Ketotifen appears to be a valuable advance in the long term management of childhood asthma. When given in adequate doses and for prolonged period it relieves respiratory symptoms and reduces or eliminates the need for concomitant therapy.


1. Peter, D. Phelan, Asthma in children Medical Education (International) Ltd, 1982; 1:1999.
2. Kempe, C.H., Silver, H.K. and Brien, D. Current pediatric diagnosis and treatment. 7th ed. California, Lange, 1982.
3. Behrman, RE. and Vaughan, V.C. Nelson’s textbook of pediatrics. 12th ed. Philadelphia, Saunders, 1983.
4. David Hull/Derek, I. Johnston. Essential paediatrics.

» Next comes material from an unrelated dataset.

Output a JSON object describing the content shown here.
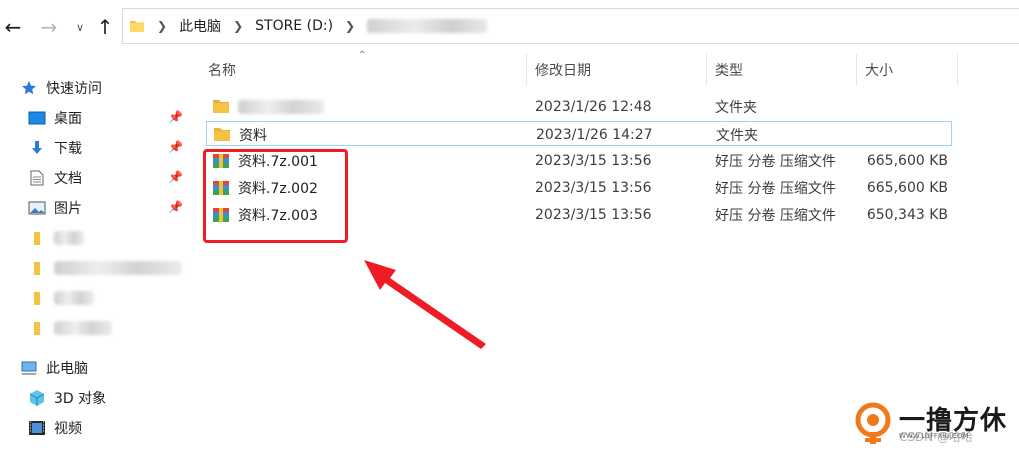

Edinburgh, Churchill Livingstone, 1982.
5. Austen, K.F. and Lichtenstein, L.M. ed. Asthma, Physiology, Immunopharmacology and treatment. New York, Academic Press, 1973 & 1977.
6. Martin, W. and Romer, D. The pharmacological properties of a new orally active antianaphylactic compound; Ketotifen; a benzocyclohepatathiophene. Aronam Forech, 1978; 28: 770.
7. CRAPS, L. Ketotifen in the oral prophylaxis of bronchial asthma, a review. Pharmatherapeutic, 1981;3 :18.
8. Wut rich, B. Protective effect of ketotifen and disodium cromoglycate against bronchoconstriction induced by aspirin; benzoic acid or tarttrazinc intolerant asthmatics. Respiration, 1979; 37: 224.
9. Panwels, R., Lamont, H. and vander Straeton, M. Comparison between ketotifen and DSCG in bronchial challenge. Clin. Allergy, 1978; 8 : 829.
10. Craps, L.P. and Ney, U.M. Ketotifen; current views on its mechanism of action and their therapeutic implications. Respiration. 1984; 45: 411.
11. Cochrane, G.M. Seminar “Asthma” London, Update Publication, 1984.
12. Craps, L., Greenwood, C. and Radielovic, P. Clinical investigation of agents with prophylactic antiallergic effects in bronchial asthma. Clin. Allergy, 1978; 8 : 373.
13. Davies, S.E. Effect of disodium cromoglycate on excercise-inducd asthma. Br. Med. J., 1968; 3: 593.
14. Franch Clinical trials: Data on file of Sandoz, France: Investigators: Gandier, B. Rochiccioli, Ricnier, Basel, Switzerland, Sandoz, 1983.
15. Zen, Maclay, E.P. and Crowder, D. Oist-Marketing survillance of ketotifen (Zaditen). An Interim Report. Res. Clin. Forums, 1982; 4: 1, 51-57.
16. Zen, Osterbalie, 0. and Nieisen, E.A.L. The Protective effect of a new agent, ketotifen syrup, in the treatment of childhood asthma. Allergy, 1979; 34: 125.

Journal of the Pakistan Medical Association has agreed to receive and publish manuscripts in accordance with the principles of the following committees: